-- Exercise --
Look through the data below, and copy each line that carries the word "this".

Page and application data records
--- START ---
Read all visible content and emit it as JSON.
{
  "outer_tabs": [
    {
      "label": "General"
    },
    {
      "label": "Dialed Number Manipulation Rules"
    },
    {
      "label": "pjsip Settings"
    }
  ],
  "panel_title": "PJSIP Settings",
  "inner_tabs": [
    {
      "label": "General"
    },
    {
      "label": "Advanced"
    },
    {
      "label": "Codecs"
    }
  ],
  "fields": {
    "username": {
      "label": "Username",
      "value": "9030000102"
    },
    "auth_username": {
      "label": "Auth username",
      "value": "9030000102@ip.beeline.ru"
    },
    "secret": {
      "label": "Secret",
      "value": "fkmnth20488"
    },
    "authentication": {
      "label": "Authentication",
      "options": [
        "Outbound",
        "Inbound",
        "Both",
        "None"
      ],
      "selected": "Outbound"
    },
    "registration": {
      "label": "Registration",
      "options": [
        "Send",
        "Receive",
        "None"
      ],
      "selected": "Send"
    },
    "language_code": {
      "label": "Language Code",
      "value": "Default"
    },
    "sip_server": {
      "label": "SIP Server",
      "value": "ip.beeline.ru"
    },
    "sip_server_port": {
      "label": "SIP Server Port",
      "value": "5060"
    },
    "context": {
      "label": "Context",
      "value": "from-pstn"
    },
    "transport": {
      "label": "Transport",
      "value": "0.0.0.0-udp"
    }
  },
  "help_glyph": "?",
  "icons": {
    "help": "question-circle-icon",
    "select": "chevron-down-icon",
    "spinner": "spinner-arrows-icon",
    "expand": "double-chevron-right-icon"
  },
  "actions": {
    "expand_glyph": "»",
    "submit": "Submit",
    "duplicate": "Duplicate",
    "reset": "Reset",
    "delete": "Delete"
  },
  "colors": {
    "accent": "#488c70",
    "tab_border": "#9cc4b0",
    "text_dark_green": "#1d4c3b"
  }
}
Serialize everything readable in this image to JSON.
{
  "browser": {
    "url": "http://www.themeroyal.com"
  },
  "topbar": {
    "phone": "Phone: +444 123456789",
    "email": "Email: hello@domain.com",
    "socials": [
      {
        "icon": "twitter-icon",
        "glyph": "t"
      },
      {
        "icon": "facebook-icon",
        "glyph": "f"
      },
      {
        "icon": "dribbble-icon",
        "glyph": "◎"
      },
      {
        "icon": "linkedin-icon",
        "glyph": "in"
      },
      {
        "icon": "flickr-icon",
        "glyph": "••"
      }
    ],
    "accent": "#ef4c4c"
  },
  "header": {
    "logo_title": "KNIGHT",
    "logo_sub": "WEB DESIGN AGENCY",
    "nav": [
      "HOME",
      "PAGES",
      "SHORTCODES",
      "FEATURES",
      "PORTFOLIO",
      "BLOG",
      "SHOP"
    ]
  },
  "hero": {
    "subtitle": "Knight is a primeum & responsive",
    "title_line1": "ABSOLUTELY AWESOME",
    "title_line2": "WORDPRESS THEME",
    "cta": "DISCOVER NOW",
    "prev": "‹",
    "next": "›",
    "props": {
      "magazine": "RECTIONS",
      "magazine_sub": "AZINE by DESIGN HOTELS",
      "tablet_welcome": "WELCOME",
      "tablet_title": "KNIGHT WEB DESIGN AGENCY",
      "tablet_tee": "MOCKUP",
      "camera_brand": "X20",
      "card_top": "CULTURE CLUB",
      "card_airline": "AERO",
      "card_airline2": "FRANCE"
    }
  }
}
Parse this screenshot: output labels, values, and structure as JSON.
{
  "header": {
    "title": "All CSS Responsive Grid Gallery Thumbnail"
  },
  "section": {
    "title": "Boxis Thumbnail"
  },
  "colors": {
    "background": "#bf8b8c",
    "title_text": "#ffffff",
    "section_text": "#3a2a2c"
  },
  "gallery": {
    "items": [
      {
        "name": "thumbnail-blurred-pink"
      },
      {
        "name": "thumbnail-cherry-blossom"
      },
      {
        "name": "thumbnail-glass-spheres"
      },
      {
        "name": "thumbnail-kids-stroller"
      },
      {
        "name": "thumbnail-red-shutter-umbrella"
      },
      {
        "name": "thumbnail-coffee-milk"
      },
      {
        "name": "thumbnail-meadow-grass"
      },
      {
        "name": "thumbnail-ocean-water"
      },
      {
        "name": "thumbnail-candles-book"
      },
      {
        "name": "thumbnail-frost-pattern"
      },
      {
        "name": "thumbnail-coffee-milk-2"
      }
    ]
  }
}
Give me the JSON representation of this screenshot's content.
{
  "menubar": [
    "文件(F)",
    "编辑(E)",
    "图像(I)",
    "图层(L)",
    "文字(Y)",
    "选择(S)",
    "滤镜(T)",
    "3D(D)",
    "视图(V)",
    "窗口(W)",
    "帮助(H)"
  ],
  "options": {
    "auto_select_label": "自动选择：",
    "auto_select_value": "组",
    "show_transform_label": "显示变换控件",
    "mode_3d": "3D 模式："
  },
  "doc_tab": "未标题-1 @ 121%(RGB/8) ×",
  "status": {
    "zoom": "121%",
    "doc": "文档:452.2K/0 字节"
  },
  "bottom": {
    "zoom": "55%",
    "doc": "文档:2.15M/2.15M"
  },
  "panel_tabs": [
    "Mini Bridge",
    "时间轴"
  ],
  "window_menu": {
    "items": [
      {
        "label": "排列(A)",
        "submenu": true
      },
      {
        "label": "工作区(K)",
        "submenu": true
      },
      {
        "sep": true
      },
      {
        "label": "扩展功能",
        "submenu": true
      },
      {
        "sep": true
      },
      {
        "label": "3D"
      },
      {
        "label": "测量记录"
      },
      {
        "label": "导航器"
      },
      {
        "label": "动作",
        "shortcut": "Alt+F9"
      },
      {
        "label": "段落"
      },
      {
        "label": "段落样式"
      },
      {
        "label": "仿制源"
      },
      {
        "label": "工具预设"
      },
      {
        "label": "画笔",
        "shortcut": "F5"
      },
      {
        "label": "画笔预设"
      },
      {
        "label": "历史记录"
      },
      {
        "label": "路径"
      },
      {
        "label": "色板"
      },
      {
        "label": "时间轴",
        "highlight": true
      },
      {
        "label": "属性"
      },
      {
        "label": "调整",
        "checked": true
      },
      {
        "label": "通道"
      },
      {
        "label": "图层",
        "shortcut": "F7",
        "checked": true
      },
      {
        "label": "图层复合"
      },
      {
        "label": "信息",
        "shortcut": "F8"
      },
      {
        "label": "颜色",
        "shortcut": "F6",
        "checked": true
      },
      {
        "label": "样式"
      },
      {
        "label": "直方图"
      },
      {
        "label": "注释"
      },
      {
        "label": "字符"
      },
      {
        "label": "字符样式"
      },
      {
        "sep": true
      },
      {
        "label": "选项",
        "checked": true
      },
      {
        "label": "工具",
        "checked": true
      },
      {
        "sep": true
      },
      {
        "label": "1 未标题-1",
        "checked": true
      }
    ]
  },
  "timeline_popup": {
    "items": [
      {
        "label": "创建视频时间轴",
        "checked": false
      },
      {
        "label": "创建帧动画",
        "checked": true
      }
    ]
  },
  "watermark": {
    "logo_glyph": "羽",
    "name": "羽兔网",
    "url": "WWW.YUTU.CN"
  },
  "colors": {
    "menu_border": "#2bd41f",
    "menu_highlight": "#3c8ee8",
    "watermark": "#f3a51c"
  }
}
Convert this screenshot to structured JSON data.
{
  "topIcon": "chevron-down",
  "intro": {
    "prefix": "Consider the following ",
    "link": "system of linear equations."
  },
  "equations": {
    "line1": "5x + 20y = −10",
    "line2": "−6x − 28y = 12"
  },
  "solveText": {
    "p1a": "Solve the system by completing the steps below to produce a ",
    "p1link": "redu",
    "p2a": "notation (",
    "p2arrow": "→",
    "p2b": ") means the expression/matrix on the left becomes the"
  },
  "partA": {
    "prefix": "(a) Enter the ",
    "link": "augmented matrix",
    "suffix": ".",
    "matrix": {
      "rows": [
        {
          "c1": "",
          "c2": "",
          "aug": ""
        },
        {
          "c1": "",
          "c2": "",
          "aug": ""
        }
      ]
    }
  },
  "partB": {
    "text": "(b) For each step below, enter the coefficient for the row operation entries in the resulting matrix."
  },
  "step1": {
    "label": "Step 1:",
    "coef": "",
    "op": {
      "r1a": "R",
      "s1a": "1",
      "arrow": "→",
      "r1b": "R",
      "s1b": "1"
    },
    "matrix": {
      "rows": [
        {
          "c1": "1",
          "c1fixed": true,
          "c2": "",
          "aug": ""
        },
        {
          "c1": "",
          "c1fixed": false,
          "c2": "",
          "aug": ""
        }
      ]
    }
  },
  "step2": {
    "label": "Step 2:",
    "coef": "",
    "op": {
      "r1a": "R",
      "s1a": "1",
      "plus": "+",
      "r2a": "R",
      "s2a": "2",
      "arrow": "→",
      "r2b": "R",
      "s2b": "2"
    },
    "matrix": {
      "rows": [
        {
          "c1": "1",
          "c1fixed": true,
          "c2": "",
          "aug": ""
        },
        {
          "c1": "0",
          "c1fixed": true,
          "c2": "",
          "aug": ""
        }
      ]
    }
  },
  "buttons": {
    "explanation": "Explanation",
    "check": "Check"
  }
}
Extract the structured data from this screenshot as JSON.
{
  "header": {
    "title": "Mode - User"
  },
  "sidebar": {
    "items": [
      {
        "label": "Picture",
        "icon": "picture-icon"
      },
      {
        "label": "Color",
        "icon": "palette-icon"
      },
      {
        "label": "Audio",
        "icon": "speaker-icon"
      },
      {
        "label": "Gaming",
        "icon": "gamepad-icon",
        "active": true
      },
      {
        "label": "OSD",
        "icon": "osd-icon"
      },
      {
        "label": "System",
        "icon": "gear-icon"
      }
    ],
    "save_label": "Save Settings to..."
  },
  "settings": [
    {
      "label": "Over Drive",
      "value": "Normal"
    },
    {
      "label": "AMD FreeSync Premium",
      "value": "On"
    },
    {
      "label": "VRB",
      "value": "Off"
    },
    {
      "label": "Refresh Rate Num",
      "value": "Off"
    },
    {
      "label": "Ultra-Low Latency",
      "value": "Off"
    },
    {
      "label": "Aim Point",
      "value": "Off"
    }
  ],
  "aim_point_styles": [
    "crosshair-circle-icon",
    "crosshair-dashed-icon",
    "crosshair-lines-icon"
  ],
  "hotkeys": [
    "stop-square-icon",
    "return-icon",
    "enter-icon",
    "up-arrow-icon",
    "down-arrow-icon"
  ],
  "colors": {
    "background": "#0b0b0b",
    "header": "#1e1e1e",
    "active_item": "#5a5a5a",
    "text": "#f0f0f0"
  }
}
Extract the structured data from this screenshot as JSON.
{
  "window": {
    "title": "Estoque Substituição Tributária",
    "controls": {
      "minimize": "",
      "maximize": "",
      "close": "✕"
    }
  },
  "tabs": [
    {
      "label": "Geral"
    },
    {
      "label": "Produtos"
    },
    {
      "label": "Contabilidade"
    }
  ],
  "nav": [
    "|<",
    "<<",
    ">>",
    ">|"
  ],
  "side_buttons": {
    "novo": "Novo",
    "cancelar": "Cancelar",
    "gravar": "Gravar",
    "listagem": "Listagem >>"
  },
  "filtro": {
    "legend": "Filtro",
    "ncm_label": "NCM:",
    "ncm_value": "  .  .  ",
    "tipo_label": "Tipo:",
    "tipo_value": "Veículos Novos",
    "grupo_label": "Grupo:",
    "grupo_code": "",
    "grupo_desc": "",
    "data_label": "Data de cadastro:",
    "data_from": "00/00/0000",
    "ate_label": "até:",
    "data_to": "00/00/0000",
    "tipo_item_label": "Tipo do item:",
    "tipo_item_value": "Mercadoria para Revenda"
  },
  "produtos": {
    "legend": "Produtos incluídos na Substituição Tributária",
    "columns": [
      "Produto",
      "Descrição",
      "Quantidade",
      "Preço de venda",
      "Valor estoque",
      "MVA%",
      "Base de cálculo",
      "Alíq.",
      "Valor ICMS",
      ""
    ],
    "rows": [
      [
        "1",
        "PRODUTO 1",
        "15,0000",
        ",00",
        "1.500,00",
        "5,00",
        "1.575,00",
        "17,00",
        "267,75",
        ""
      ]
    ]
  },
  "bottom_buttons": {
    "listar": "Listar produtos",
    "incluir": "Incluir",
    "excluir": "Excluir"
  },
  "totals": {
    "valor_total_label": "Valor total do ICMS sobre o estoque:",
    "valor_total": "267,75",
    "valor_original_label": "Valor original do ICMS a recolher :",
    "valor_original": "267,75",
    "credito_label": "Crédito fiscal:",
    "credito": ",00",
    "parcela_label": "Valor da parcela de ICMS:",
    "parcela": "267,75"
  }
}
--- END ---
-- Response --
Serialize everything readable in this image to JSON.
Parse this screenshot: output labels, values, and structure as JSON.
Give me the JSON representation of this screenshot's content.
Convert this screenshot to structured JSON data.
Extract the structured data from this screenshot as JSON.
Extract the structured data from this screenshot as JSON.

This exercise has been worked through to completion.